| ACTIVITY |
Nothing in the data may be omitted; output it all verbatim.

● ● ● ●

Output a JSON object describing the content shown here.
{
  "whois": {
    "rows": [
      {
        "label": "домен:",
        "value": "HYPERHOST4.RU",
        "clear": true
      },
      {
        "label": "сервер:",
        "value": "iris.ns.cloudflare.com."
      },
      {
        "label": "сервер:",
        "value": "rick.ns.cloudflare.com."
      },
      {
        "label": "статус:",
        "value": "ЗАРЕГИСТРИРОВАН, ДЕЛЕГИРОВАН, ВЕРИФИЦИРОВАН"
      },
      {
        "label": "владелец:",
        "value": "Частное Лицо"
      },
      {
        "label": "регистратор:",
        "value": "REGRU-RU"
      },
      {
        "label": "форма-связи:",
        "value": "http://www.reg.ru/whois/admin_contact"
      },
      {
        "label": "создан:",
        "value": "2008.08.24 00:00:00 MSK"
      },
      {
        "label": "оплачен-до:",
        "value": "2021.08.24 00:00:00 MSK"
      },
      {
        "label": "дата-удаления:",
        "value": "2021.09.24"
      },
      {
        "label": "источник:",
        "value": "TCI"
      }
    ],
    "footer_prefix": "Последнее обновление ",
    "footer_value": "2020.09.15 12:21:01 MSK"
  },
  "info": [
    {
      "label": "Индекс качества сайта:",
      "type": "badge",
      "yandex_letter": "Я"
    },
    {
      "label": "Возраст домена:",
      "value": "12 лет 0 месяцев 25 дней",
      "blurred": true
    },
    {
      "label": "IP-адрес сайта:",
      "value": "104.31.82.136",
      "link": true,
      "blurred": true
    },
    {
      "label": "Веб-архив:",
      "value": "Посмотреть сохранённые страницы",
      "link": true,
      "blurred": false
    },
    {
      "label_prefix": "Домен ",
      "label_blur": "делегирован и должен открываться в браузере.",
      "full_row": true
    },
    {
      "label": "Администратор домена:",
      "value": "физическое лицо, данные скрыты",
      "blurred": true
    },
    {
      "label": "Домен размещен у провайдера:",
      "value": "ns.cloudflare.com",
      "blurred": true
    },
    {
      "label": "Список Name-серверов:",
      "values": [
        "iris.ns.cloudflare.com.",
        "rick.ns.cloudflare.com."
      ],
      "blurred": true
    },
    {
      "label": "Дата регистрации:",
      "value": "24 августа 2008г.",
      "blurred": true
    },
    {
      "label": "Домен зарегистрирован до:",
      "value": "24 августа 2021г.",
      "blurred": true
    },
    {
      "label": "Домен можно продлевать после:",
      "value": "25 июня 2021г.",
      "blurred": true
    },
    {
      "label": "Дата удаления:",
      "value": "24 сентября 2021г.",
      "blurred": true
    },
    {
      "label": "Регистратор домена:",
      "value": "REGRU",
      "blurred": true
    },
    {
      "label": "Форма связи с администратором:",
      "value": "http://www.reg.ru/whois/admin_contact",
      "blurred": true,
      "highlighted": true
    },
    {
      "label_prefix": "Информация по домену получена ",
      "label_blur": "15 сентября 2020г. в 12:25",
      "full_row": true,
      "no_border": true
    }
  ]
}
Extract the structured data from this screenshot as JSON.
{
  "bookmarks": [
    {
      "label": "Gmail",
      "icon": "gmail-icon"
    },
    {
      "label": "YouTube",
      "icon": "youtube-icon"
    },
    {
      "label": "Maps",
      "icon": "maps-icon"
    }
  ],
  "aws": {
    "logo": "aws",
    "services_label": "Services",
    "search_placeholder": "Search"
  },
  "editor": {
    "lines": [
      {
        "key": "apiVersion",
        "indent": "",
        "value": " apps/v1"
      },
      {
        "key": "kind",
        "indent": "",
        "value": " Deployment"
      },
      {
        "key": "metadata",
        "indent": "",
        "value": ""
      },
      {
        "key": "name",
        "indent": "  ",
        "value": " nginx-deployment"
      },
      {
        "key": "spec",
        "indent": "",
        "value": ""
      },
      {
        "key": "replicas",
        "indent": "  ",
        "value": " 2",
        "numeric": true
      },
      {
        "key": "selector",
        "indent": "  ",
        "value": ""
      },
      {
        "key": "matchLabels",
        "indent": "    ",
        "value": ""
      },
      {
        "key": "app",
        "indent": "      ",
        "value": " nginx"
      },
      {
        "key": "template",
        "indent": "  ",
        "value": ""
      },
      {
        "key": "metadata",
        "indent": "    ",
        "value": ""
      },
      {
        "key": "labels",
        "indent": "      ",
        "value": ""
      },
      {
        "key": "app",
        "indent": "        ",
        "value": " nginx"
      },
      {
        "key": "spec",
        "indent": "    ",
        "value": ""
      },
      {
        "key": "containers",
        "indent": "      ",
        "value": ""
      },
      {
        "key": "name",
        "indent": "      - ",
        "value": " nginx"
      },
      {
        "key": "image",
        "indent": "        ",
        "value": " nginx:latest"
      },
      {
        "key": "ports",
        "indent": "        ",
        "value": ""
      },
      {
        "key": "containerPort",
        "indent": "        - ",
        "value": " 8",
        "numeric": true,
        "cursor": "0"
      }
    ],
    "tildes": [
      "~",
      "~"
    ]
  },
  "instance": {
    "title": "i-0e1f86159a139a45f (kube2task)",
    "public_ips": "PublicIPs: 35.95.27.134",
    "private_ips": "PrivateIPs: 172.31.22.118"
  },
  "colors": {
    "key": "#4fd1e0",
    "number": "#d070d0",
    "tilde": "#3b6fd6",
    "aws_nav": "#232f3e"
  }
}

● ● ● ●

| ANSWER BELOW |
Output a JSON object describing the content shown here.
{
  "whois": {
    "rows": [
      {
        "label": "домен:",
        "value": "HYPERHOST4.RU",
        "clear": true
      },
      {
        "label": "сервер:",
        "value": "iris.ns.cloudflare.com."
      },
      {
        "label": "сервер:",
        "value": "rick.ns.cloudflare.com."
      },
      {
        "label": "статус:",
        "value": "ЗАРЕГИСТРИРОВАН, ДЕЛЕГИРОВАН, ВЕРИФИЦИРОВАН"
      },
      {
        "label": "владелец:",
        "value": "Частное Лицо"
      },
      {
        "label": "регистратор:",
        "value": "REGRU-RU"
      },
      {
        "label": "форма-связи:",
        "value": "http://www.reg.ru/whois/admin_contact"
      },
      {
        "label": "создан:",
        "value": "2008.08.24 00:00:00 MSK"
      },
      {
        "label": "оплачен-до:",
        "value": "2021.08.24 00:00:00 MSK"
      },
      {
        "label": "дата-удаления:",
        "value": "2021.09.24"
      },
      {
        "label": "источник:",
        "value": "TCI"
      }
    ],
    "footer_prefix": "Последнее обновление ",
    "footer_value": "2020.09.15 12:21:01 MSK"
  },
  "info": [
    {
      "label": "Индекс качества сайта:",
      "type": "badge",
      "yandex_letter": "Я"
    },
    {
      "label": "Возраст домена:",
      "value": "12 лет 0 месяцев 25 дней",
      "blurred": true
    },
    {
      "label": "IP-адрес сайта:",
      "value": "104.31.82.136",
      "link": true,
      "blurred": true
    },
    {
      "label": "Веб-архив:",
      "value": "Посмотреть сохранённые страницы",
      "link": true,
      "blurred": false
    },
    {
      "label_prefix": "Домен ",
      "label_blur": "делегирован и должен открываться в браузере.",
      "full_row": true
    },
    {
      "label": "Администратор домена:",
      "value": "физическое лицо, данные скрыты",
      "blurred": true
    },
    {
      "label": "Домен размещен у провайдера:",
      "value": "ns.cloudflare.com",
      "blurred": true
    },
    {
      "label": "Список Name-серверов:",
      "values": [
        "iris.ns.cloudflare.com.",
        "rick.ns.cloudflare.com."
      ],
      "blurred": true
    },
    {
      "label": "Дата регистрации:",
      "value": "24 августа 2008г.",
      "blurred": true
    },
    {
      "label": "Домен зарегистрирован до:",
      "value": "24 августа 2021г.",
      "blurred": true
    },
    {
      "label": "Домен можно продлевать после:",
      "value": "25 июня 2021г.",
      "blurred": true
    },
    {
      "label": "Дата удаления:",
      "value": "24 сентября 2021г.",
      "blurred": true
    },
    {
      "label": "Регистратор домена:",
      "value": "REGRU",
      "blurred": true
    },
    {
      "label": "Форма связи с администратором:",
      "value": "http://www.reg.ru/whois/admin_contact",
      "blurred": true,
      "highlighted": true
    },
    {
      "label_prefix": "Информация по домену получена ",
      "label_blur": "15 сентября 2020г. в 12:25",
      "full_row": true,
      "no_border": true
    }
  ]
}
Extract the structured data from this screenshot as JSON.
{
  "bookmarks": [
    {
      "label": "Gmail",
      "icon": "gmail-icon"
    },
    {
      "label": "YouTube",
      "icon": "youtube-icon"
    },
    {
      "label": "Maps",
      "icon": "maps-icon"
    }
  ],
  "aws": {
    "logo": "aws",
    "services_label": "Services",
    "search_placeholder": "Search"
  },
  "editor": {
    "lines": [
      {
        "key": "apiVersion",
        "indent": "",
        "value": " apps/v1"
      },
      {
        "key": "kind",
        "indent": "",
        "value": " Deployment"
      },
      {
        "key": "metadata",
        "indent": "",
        "value": ""
      },
      {
        "key": "name",
        "indent": "  ",
        "value": " nginx-deployment"
      },
      {
        "key": "spec",
        "indent": "",
        "value": ""
      },
      {
        "key": "replicas",
        "indent": "  ",
        "value": " 2",
        "numeric": true
      },
      {
        "key": "selector",
        "indent": "  ",
        "value": ""
      },
      {
        "key": "matchLabels",
        "indent": "    ",
        "value": ""
      },
      {
        "key": "app",
        "indent": "      ",
        "value": " nginx"
      },
      {
        "key": "template",
        "indent": "  ",
        "value": ""
      },
      {
        "key": "metadata",
        "indent": "    ",
        "value": ""
      },
      {
        "key": "labels",
        "indent": "      ",
        "value": ""
      },
      {
        "key": "app",
        "indent": "        ",
        "value": " nginx"
      },
      {
        "key": "spec",
        "indent": "    ",
        "value": ""
      },
      {
        "key": "containers",
        "indent": "      ",
        "value": ""
      },
      {
        "key": "name",
        "indent": "      - ",
        "value": " nginx"
      },
      {
        "key": "image",
        "indent": "        ",
        "value": " nginx:latest"
      },
      {
        "key": "ports",
        "indent": "        ",
        "value": ""
      },
      {
        "key": "containerPort",
        "indent": "        - ",
        "value": " 8",
        "numeric": true,
        "cursor": "0"
      }
    ],
    "tildes": [
      "~",
      "~"
    ]
  },
  "instance": {
    "title": "i-0e1f86159a139a45f (kube2task)",
    "public_ips": "PublicIPs: 35.95.27.134",
    "private_ips": "PrivateIPs: 172.31.22.118"
  },
  "colors": {
    "key": "#4fd1e0",
    "number": "#d070d0",
    "tilde": "#3b6fd6",
    "aws_nav": "#232f3e"
  }
}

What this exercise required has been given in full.